The Good Struggle: Responsible Leadership In an Unforgiving World
by Joseph L. Badaracco, Harvard Business School Press, 203 pages, $25.00, Hardcover, October 2013, ISBN 9781422191644
Joseph Badaracco takes a particularly unnerving stance to open his new book, The Good Struggle.
Markets, rather than religion or government or family or ideology, seem to be the most dynamic and powerful force in our world.
Badaracco was researching leadership on the small business level when he realized that there was no longer a clear separation between big business and small business, and that “the entrepreneur’s world is becoming almost everyone’s world.” The result of this change is an unending variability or chaos that makes leadership a constant struggle.
With big no longer a value in our culture, there is additional chaos because so much has been modularized. And with modularization there are less givens, more complexity, more room for varied interpretation, for good or for ill. “The natural instinct in these circumstances,” Badaracco posits, “is to take care of yourself, here and now, and follow Bertolt Brecht’s adage about bread before ethics.” And so, this book, like his previous book, the excellent Questions of Character, centers on doing the right thing during those turning points when leaders must make difficult decisions in the face of great responsibility.
Badaracco makes the case that markets are now the primary governors of accountability and form a “horizontal accountability” rather than a vertical hierarchy:
Leaders and companies make commitments in markets. If a company succeeds, markets make more resources available and give companies and their leaders more discretion. If a company fails, markets withdraw resources and put their leaders on shorter leashes.
The changing face of business has also forced leaders to handle decision-making differently. “Entrepreneurs,” he writes, “have to make decisions with scant information, little or no staff to do detailed analysis, no budget for consultants, scarce time for decisions, and little room for error.” Instead of long-term strategies and well-researched changes of course, a new type of decision-making is needed that Badaracco calls “evolving commitments” or “pledges” that takes into consideration the ever-changing small modules by remaining fluid, adjustable.
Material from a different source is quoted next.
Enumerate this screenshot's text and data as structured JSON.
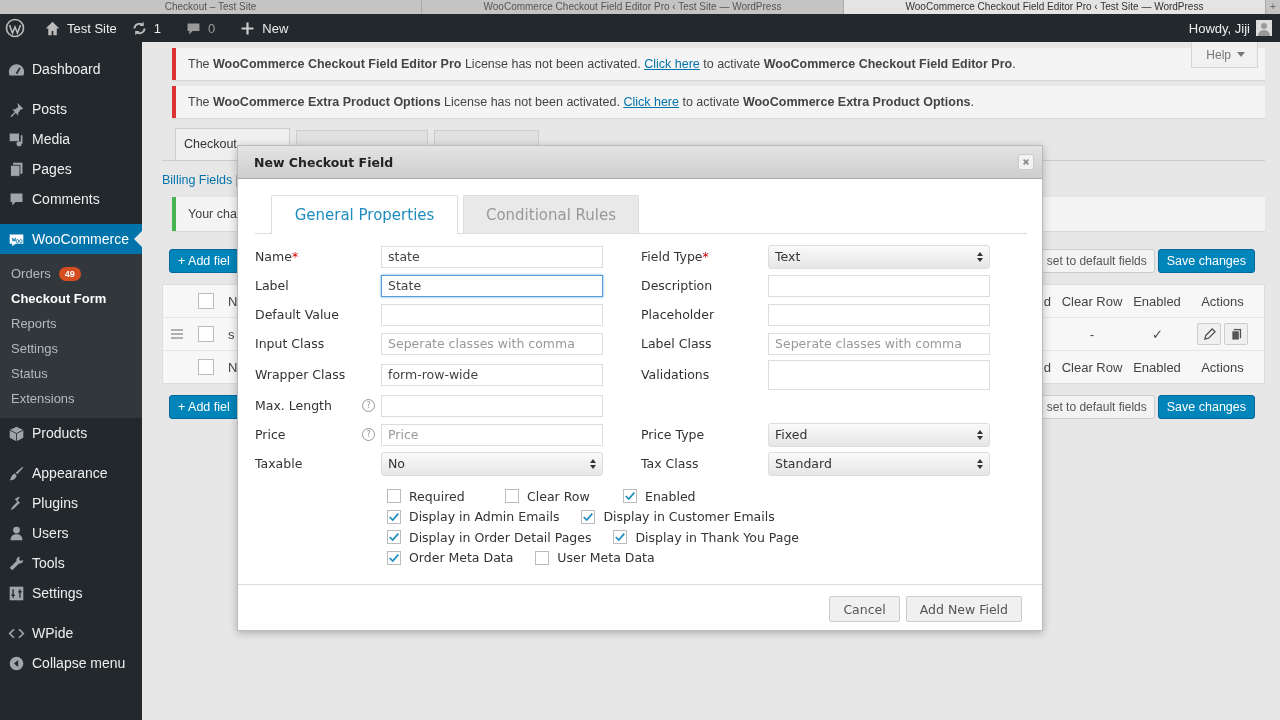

These commitments can be led by leaders asking themselves, “Do We Have the Right Core Values?” As things change so rapidly both internally and externally companies must have a pole star to set course by. And that is also what this book serves as. More people are finding themselves more responsible for more choices. If you feel lost in an ever-changing world in which you never feel comfortable or clear, read The Good Struggle for a better sense of why, how you can adapt, and how you can create a steady platform to stand on—if only for a moment.